**Material for the task:**

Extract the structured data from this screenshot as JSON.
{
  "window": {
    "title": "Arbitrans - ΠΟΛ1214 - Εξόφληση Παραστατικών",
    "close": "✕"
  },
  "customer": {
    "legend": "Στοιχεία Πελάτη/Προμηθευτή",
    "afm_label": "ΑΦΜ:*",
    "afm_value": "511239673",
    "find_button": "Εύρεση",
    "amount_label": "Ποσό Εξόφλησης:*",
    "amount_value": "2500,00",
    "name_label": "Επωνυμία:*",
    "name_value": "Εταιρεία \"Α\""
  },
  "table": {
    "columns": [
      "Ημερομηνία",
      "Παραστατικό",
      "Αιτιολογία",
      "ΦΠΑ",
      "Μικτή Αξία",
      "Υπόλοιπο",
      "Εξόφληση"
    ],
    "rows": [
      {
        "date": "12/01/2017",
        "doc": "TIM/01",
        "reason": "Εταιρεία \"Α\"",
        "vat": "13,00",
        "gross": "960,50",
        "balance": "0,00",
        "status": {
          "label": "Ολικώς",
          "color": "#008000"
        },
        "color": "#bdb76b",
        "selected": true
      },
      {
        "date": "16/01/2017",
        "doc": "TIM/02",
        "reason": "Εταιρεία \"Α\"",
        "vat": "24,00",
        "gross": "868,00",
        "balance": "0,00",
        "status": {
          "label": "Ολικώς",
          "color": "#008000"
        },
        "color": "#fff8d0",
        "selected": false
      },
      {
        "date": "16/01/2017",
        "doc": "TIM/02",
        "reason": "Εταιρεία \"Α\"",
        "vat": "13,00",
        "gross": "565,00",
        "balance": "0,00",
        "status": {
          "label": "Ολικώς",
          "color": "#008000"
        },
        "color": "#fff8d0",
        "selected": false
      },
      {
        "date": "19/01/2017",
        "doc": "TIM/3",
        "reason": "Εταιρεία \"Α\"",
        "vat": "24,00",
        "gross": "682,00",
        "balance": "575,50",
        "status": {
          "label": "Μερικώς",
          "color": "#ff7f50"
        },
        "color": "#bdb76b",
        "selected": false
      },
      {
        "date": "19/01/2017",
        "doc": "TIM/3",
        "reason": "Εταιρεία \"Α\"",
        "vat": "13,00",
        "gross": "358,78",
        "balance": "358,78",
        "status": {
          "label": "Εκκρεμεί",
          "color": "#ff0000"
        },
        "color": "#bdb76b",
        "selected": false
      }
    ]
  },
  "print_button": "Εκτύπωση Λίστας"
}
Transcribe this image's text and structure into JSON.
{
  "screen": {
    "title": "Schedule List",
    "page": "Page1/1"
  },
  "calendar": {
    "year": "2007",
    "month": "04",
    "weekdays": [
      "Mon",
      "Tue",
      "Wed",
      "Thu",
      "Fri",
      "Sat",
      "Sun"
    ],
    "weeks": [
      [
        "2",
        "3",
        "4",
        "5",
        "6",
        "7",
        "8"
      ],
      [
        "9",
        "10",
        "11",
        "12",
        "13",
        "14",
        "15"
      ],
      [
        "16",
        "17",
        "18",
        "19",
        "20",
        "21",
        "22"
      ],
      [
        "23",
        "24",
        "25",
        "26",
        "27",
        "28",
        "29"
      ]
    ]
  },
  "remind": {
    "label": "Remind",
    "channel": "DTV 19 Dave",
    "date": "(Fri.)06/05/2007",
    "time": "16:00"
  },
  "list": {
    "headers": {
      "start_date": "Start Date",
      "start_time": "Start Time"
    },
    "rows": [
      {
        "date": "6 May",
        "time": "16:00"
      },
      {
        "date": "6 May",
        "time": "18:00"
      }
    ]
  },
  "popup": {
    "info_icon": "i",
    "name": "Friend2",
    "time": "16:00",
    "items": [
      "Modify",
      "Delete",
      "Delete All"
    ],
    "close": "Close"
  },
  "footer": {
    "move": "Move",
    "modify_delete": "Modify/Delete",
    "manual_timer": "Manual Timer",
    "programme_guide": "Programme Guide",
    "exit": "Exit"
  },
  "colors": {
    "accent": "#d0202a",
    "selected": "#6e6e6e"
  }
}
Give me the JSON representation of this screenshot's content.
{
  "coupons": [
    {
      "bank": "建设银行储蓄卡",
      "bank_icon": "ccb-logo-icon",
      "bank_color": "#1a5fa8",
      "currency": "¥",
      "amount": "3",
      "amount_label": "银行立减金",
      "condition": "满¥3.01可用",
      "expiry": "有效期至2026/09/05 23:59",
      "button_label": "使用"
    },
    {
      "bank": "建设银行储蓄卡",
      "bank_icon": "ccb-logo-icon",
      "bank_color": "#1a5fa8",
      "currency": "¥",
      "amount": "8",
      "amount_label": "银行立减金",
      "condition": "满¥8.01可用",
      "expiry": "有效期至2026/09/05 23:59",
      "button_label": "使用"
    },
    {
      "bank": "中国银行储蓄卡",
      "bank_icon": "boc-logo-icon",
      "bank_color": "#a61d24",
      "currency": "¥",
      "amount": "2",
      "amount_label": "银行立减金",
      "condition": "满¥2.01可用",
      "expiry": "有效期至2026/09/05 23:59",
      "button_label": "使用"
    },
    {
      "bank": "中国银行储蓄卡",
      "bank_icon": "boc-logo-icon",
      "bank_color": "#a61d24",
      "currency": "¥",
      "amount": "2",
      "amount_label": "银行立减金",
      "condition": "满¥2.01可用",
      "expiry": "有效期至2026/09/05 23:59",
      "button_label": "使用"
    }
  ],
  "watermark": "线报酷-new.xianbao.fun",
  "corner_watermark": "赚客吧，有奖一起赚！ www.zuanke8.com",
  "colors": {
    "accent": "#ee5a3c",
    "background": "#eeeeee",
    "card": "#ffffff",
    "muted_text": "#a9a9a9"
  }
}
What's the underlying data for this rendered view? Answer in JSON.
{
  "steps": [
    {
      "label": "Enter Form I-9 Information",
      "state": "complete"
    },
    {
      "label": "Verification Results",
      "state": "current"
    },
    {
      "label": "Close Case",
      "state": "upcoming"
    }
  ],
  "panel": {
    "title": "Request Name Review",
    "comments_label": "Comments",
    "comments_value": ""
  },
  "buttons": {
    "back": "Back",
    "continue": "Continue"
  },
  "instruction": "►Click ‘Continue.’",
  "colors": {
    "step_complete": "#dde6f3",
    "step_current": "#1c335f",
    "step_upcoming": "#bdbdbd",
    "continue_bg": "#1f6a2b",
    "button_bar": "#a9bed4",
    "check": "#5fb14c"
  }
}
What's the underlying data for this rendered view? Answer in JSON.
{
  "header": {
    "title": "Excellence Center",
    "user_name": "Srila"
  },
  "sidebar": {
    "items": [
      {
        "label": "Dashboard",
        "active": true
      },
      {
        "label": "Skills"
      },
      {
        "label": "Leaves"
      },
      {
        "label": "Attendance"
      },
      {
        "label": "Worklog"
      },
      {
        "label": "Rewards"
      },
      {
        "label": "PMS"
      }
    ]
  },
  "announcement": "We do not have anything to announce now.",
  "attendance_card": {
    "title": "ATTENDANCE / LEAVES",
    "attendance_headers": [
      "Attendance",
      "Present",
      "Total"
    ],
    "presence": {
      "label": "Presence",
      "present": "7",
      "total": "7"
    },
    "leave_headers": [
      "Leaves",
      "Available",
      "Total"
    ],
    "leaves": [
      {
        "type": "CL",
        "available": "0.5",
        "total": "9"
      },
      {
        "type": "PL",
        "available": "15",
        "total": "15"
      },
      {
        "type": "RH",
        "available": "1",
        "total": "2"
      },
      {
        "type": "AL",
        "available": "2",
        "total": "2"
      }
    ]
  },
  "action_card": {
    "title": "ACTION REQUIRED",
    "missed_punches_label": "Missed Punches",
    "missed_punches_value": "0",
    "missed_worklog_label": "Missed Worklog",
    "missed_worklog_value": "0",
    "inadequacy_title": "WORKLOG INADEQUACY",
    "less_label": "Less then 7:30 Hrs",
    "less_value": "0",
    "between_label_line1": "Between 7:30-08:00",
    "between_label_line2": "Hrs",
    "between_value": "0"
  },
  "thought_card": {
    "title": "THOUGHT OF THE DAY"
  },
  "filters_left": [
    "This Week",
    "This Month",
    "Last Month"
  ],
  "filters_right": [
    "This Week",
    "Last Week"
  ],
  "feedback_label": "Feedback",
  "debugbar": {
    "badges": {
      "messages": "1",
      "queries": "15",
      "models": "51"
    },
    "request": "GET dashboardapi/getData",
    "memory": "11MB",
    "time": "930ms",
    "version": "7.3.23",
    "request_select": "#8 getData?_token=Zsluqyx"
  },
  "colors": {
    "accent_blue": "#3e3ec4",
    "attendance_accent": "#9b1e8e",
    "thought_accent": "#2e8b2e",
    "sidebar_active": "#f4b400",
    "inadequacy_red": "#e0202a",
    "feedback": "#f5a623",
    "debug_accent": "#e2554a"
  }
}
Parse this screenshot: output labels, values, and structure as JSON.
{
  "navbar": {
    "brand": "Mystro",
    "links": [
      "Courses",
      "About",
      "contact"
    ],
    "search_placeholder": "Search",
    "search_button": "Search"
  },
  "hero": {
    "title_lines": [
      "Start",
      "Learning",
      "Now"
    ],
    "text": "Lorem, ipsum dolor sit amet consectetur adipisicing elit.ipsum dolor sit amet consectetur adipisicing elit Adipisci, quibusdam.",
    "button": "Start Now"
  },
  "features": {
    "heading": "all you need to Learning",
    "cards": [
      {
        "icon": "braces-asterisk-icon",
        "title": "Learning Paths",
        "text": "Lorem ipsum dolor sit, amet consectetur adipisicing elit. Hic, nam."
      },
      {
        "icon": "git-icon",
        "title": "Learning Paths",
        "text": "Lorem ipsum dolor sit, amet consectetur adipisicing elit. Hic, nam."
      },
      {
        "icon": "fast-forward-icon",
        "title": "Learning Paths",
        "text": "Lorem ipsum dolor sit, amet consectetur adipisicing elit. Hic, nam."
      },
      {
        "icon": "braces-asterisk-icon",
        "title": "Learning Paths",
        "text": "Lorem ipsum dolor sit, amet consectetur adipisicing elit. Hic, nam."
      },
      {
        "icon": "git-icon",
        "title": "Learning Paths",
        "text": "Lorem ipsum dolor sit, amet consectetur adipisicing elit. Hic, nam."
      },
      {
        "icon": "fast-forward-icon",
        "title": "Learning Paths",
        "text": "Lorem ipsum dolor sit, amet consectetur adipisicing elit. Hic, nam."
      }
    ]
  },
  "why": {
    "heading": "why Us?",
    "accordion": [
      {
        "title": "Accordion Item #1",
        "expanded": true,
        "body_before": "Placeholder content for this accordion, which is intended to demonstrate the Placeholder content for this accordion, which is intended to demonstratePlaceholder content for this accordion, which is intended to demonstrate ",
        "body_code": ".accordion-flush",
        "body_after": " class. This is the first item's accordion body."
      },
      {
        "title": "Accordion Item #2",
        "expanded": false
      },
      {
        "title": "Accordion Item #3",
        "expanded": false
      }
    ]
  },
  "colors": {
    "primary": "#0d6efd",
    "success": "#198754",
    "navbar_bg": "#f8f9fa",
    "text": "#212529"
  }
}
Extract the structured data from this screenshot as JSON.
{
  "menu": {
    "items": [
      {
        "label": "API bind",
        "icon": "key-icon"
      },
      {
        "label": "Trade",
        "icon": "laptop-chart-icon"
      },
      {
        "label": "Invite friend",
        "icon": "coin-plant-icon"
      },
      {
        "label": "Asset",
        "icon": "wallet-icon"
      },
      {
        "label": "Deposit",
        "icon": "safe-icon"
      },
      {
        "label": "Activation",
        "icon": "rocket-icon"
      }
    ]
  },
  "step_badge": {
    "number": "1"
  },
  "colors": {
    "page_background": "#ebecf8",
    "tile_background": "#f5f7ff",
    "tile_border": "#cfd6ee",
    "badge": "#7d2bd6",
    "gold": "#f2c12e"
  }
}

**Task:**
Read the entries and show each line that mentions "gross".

**Exercise response:**
        "gross": "960,50",
        "gross": "868,00",
        "gross": "565,00",
        "gross": "682,00",
        "gross": "358,78",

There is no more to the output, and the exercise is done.